Traveling to Toronto, the New York Yankees garnered another series victory taking two of three from the Toronto Blue Jays. After a rough opening loss, the Bronx Bombers bounced back with some big bats and grind it out heroics.
This one got away from the Yankees in a hurry, as they fell to the Blue Jays 6-2. A poor outing from Sonny Gray, coupled with some squandered opportunities at the plate, made for a long evening.
WHAT’S THE DILL WITH PICKLES?
Gray was flat out awful, even on the road and in a stadium against a team which he typically excels. Lasting only two innings, Gray was all over the map.
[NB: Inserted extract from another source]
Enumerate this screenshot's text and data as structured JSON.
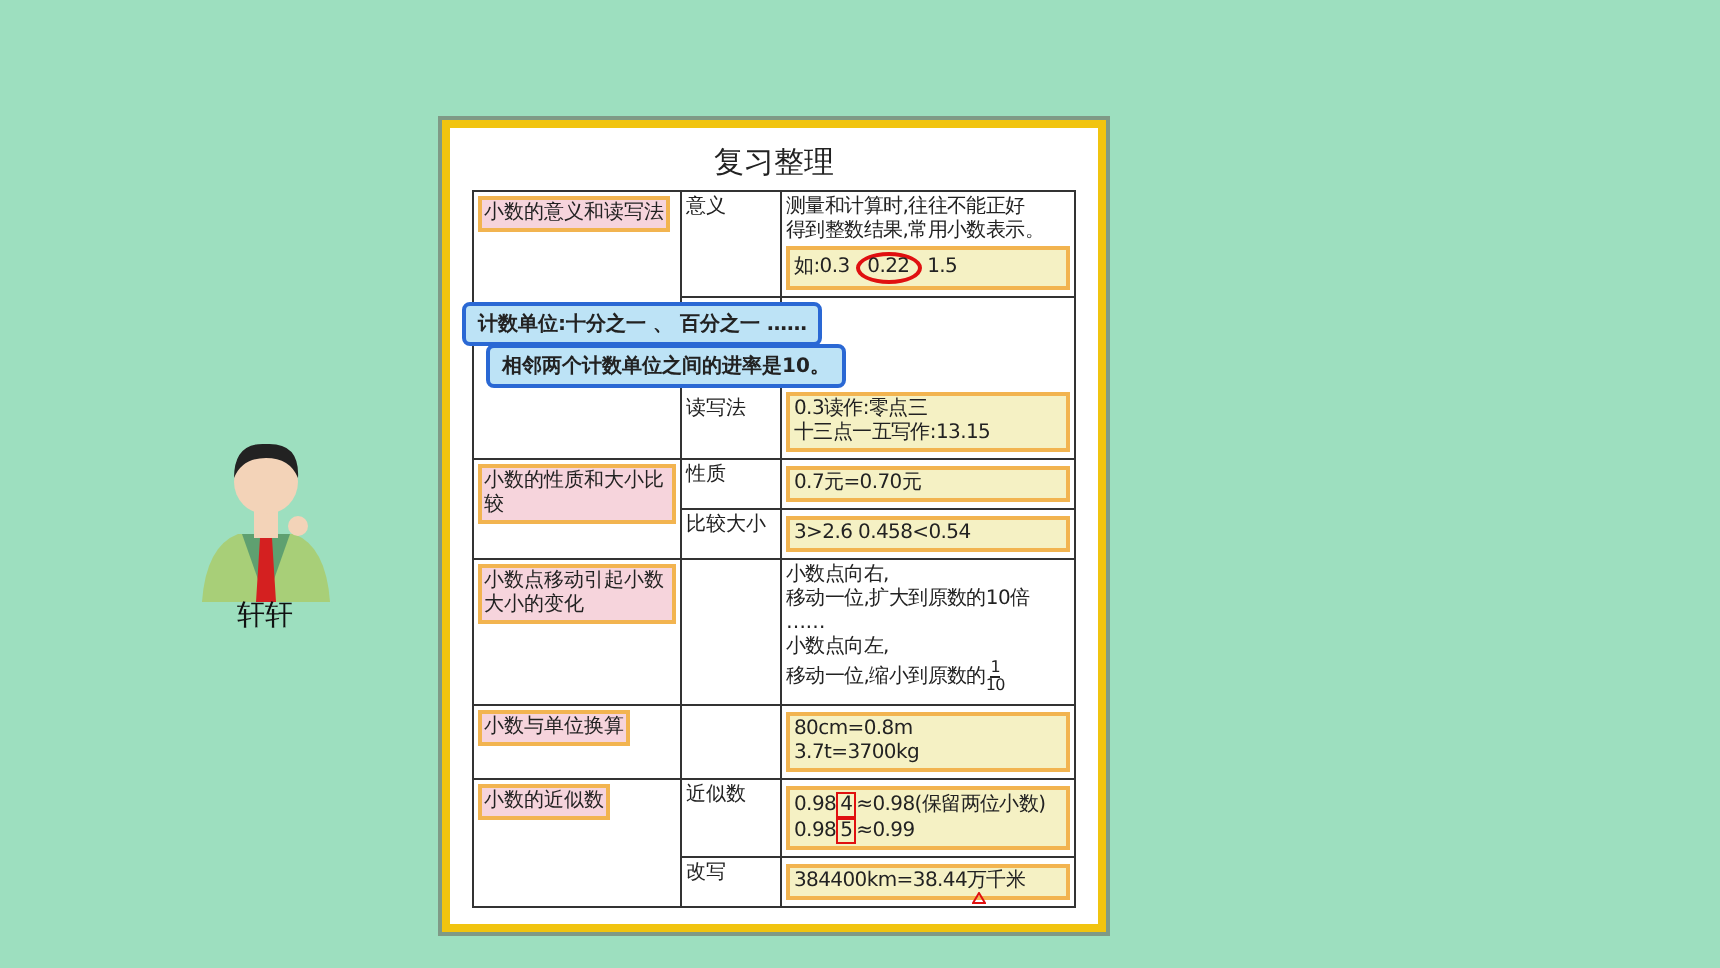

A three-run homer by Justin Smoak capped off a five-run second by the Blue Jays. It was another frustrating watch, to say the least.
As the game moved to the third, the Yankees might’ve had a bigger inning from the start. Yet, Aaron Judge was hit by a pitch and while moving to avoid the Same Gaviglio offering, was called out on a third strike for “swinging.” I can’t count the number of times where Judge especially has been squeezed on strikes but Aaron Boone hasn’t run out and argued and defended him. Judge is your best player, the face of the franchise and it may or not be in his personality to get into a heated argument, so as his manager you have to get hot.
A bases-loaded walk by Hicks chased Gaviglio in the fifth. Facing Joe Biagini with one out, Giancarlo Stanton ran the count to 3-0 but swung at ball four, ball five and took a third strike. Who knows if a four-pitch walk would’ve changed the momentum but it certainly allowed Toronto to breathe and escape without yielding any further damage.
David Hale, no not the former New Jersey Devils defenseman, looked at home in Canada. Taking one for the team, Hale provided the Yankees with 5.2 frames of one-run ball. His unfortunate “reward” was being DFA’d the following day.
With their ace on the bump, the New York offense jumped all over Toronto right from the start in an 8-5 victory.
If that was an audition for J.A. Happ, it wasn’t at all inspiring. In the first inning, Brett Gardner and Aaron Judge clubbed two consecutive home runs to post the Bronx Bombers to a 2-0 advantage. Perhaps feeling the footsteps of Clint Frazier, Gardner put together a 2-for-5 afternoon with the home run, a two-run triple in the third, a walk, three-RBI and two runs scored.
Judge’s home run was No. 25 on the season, equaling Roger Maris’ franchise record of 25+ home runs prior to the All-Star break.
Later in the frame, the next man up in the search to fill in for Gleyber Torres, Brandon Drury dunked a two-run double over the head of Kevin Pillar, increasing the Yankees lead to 4-0.
In his 2.2 innings, Happ walked six, allowed six runs, yielded four hits, struck out five and gave up the two home runs. On the plus side, he wouldn’t have to face the Yankees if they did indeed trade for him.
SEVY GRINDS IT OUT
It wasn’t vintage Luis Severino but he helped the Yankees bounce back. Severino probably could’ve gone six but in his five frames, the New York ace fanned five, allowed three runs on five hits and two walks, along with two home runs.
Raise your hand if you had a pitchers duel between rookies Domingo German and Ryan Borucki. As John Sterling would say, “you can’t predict baseball Suzyn.” Pitching out of jams and receiving a timely hit in extra innings, the Yankees earned a 2-1 win.
THAT’LL ANDU MIGUEL
Following a one-out single by Judge and a double to right by Stanton, Miguel Andujar grounded out to second to plate the Yankees first run of the afternoon.
DOMINGO ON DOMINGO
Domingo German battled on the bump, fanning five in six frames, yielding one run on four hits and two walks. Perhaps his biggest pitch of the day was a bases-loaded strikeout of Lourdes Gurriel Jr. in the fourth. German’s only blip on the radar was a solo home run to right by Kendrys Morales in the sixth.
With Chapman unavailable, the rest of the Yankees bullpen stepped up. Adam Warren pitched around a double by Gurriel Jr. in the seventh, fanning Devon Travis, Teoscar Hernandez and getting Yangervis Solarte to pop out to retire the side.
After Warren’s two scoreless frames, Chad Green and David Robertson each worked a scoreless frame and clamped down the victory.
Facing ex-Yankee Tyler Clippard in the tenth, Greg Bird started the rally after being hit on the elbow. Pinch runner Tyler Wade was bunted over to second by Austin Romine. Turning the lineup around, Gardner served an RBI-double to left for the eventual winner.